"Obviously, I’m familiar with the history here. They’ve had a ton of good goalies in this organization. There’s been a good, healthy competition here in the past. Goalies strive and they feed off each other and feel they have to push to play that next game; I think that’s why you’ve seen so many good goalies here. I’m hoping me and Markstrom can have the same healthy competition."
For all the angst, attention and web traffic the goaltending position has generated in Canuck Nation, the competition in the crease has never been acrimonious.
Luongo helped Schneider, just like he helped Eddie Lack after Schneider was traded first. Miller helped Markstrom.
Similarities between Markstrom and Nilsson go beyond their height and nationality.
Each has travelled an erratic path to this point.
A 31st-overall draft pick in 2008, Markstrom struggled to cope with expectations with the Florida Panthers when the organization was largely dysfunctional. He spent most of his first four seasons in the minors before being traded to the Canucks in the Luongo deal in 2014.
Seven months later he cleared waivers and went to the Utica Comets where, under current Canuck goalie coach Dan Cloutier, Markstrom turned his career around.
Benning traded away fan-favourite Lack to create a place on the Canucks for Markstrom, whom staff believed was stronger mentally and more likely to become a starter and team leader.
Nilsson was a 62nd-overall pick of the New York Islanders in 2009 and spent three seasons in the American League before bolting to the Kontinental Hockey League for a year.
He split time between the Edmonton Oilers and St. Louis Blues in 2015-16 before excelling as Robin Lehner’s backup in Buffalo last year.
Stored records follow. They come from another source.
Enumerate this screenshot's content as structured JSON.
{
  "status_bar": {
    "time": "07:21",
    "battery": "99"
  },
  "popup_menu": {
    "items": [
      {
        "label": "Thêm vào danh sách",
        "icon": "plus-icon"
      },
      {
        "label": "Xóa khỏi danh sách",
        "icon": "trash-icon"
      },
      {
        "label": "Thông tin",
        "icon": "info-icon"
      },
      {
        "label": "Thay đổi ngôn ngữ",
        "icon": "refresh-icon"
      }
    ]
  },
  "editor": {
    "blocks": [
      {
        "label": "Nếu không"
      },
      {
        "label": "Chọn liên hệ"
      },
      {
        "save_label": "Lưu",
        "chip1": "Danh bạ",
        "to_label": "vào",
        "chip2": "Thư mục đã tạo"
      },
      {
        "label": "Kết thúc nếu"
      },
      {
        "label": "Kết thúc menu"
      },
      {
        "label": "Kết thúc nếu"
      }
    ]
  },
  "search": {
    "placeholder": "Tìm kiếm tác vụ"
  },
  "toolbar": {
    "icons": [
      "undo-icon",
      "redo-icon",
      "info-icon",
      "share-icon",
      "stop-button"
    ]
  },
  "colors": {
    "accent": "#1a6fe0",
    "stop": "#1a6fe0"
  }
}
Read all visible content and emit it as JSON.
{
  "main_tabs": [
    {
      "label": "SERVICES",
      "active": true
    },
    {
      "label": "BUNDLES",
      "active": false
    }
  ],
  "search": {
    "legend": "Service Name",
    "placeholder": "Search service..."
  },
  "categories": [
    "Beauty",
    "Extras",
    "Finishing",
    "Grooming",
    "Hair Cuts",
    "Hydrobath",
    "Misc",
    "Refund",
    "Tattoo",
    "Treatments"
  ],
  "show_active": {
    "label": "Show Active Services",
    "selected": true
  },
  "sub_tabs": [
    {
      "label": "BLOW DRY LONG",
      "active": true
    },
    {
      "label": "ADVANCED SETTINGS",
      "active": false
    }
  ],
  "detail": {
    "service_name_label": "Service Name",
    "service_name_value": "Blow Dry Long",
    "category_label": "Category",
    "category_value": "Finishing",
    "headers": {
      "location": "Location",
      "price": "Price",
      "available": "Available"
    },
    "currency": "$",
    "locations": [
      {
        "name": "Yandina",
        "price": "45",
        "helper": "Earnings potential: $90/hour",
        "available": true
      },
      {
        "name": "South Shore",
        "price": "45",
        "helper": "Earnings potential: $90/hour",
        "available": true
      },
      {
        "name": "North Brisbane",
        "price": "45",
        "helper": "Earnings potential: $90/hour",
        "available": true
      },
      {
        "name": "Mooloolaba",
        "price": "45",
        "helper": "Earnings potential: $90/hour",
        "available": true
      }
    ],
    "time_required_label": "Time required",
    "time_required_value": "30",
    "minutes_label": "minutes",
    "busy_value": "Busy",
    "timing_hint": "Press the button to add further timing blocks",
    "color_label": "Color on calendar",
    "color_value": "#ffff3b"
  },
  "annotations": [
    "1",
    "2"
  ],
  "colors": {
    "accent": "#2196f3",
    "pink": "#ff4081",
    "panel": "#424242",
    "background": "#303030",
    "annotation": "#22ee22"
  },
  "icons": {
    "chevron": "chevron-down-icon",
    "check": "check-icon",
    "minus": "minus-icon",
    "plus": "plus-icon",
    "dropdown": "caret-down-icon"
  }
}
In 26 games, Nilsson had a 10-10-4 record with a .923 save percentage. Markstrom’s was near identical in Vancouver last season, posting a 10-11-3 record and .910 save percentage in the same number of starts.
Markstrom for his part is excited to have Nilsson join him on one of the largest tandems in history.
"But Nilsson is huge. He’s a monster," Markstrom said. "He’s the guy you want on your team."